Content starts
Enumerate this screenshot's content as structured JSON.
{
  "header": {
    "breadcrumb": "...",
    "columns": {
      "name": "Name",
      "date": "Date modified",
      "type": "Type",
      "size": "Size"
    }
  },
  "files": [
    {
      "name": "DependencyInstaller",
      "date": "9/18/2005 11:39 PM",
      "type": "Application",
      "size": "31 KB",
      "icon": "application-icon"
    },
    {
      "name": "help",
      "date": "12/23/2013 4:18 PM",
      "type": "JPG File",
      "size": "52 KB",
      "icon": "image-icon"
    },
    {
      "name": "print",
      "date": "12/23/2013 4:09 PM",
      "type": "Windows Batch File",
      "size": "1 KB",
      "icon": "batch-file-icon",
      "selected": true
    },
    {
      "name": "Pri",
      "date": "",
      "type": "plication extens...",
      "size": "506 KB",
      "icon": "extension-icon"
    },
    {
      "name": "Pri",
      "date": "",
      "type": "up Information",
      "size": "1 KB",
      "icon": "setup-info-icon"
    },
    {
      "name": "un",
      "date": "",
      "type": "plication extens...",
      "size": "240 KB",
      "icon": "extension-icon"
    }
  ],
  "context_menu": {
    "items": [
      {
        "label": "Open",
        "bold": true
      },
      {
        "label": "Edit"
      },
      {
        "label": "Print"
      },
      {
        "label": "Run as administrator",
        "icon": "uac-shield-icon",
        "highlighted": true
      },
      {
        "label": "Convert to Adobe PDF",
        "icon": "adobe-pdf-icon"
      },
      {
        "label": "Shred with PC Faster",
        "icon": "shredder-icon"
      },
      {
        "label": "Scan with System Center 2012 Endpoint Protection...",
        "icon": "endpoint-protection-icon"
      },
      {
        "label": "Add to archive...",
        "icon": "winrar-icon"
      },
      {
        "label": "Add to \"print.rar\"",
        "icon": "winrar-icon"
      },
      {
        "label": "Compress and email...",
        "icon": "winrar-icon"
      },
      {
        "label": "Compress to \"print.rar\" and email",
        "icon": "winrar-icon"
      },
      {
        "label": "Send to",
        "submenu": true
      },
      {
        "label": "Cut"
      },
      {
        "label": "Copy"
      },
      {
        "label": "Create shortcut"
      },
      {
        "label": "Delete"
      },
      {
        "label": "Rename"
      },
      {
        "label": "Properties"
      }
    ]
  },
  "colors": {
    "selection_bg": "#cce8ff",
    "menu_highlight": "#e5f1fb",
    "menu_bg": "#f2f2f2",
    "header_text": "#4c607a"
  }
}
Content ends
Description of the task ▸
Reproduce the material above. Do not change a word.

Answer space ▸
Enumerate this screenshot's content as structured JSON.
{
  "header": {
    "breadcrumb": "...",
    "columns": {
      "name": "Name",
      "date": "Date modified",
      "type": "Type",
      "size": "Size"
    }
  },
  "files": [
    {
      "name": "DependencyInstaller",
      "date": "9/18/2005 11:39 PM",
      "type": "Application",
      "size": "31 KB",
      "icon": "application-icon"
    },
    {
      "name": "help",
      "date": "12/23/2013 4:18 PM",
      "type": "JPG File",
      "size": "52 KB",
      "icon": "image-icon"
    },
    {
      "name": "print",
      "date": "12/23/2013 4:09 PM",
      "type": "Windows Batch File",
      "size": "1 KB",
      "icon": "batch-file-icon",
      "selected": true
    },
    {
      "name": "Pri",
      "date": "",
      "type": "plication extens...",
      "size": "506 KB",
      "icon": "extension-icon"
    },
    {
      "name": "Pri",
      "date": "",
      "type": "up Information",
      "size": "1 KB",
      "icon": "setup-info-icon"
    },
    {
      "name": "un",
      "date": "",
      "type": "plication extens...",
      "size": "240 KB",
      "icon": "extension-icon"
    }
  ],
  "context_menu": {
    "items": [
      {
        "label": "Open",
        "bold": true
      },
      {
        "label": "Edit"
      },
      {
        "label": "Print"
      },
      {
        "label": "Run as administrator",
        "icon": "uac-shield-icon",
        "highlighted": true
      },
      {
        "label": "Convert to Adobe PDF",
        "icon": "adobe-pdf-icon"
      },
      {
        "label": "Shred with PC Faster",
        "icon": "shredder-icon"
      },
      {
        "label": "Scan with System Center 2012 Endpoint Protection...",
        "icon": "endpoint-protection-icon"
      },
      {
        "label": "Add to archive...",
        "icon": "winrar-icon"
      },
      {
        "label": "Add to \"print.rar\"",
        "icon": "winrar-icon"
      },
      {
        "label": "Compress and email...",
        "icon": "winrar-icon"
      },
      {
        "label": "Compress to \"print.rar\" and email",
        "icon": "winrar-icon"
      },
      {
        "label": "Send to",
        "submenu": true
      },
      {
        "label": "Cut"
      },
      {
        "label": "Copy"
      },
      {
        "label": "Create shortcut"
      },
      {
        "label": "Delete"
      },
      {
        "label": "Rename"
      },
      {
        "label": "Properties"
      }
    ]
  },
  "colors": {
    "selection_bg": "#cce8ff",
    "menu_highlight": "#e5f1fb",
    "menu_bg": "#f2f2f2",
    "header_text": "#4c607a"
  }
}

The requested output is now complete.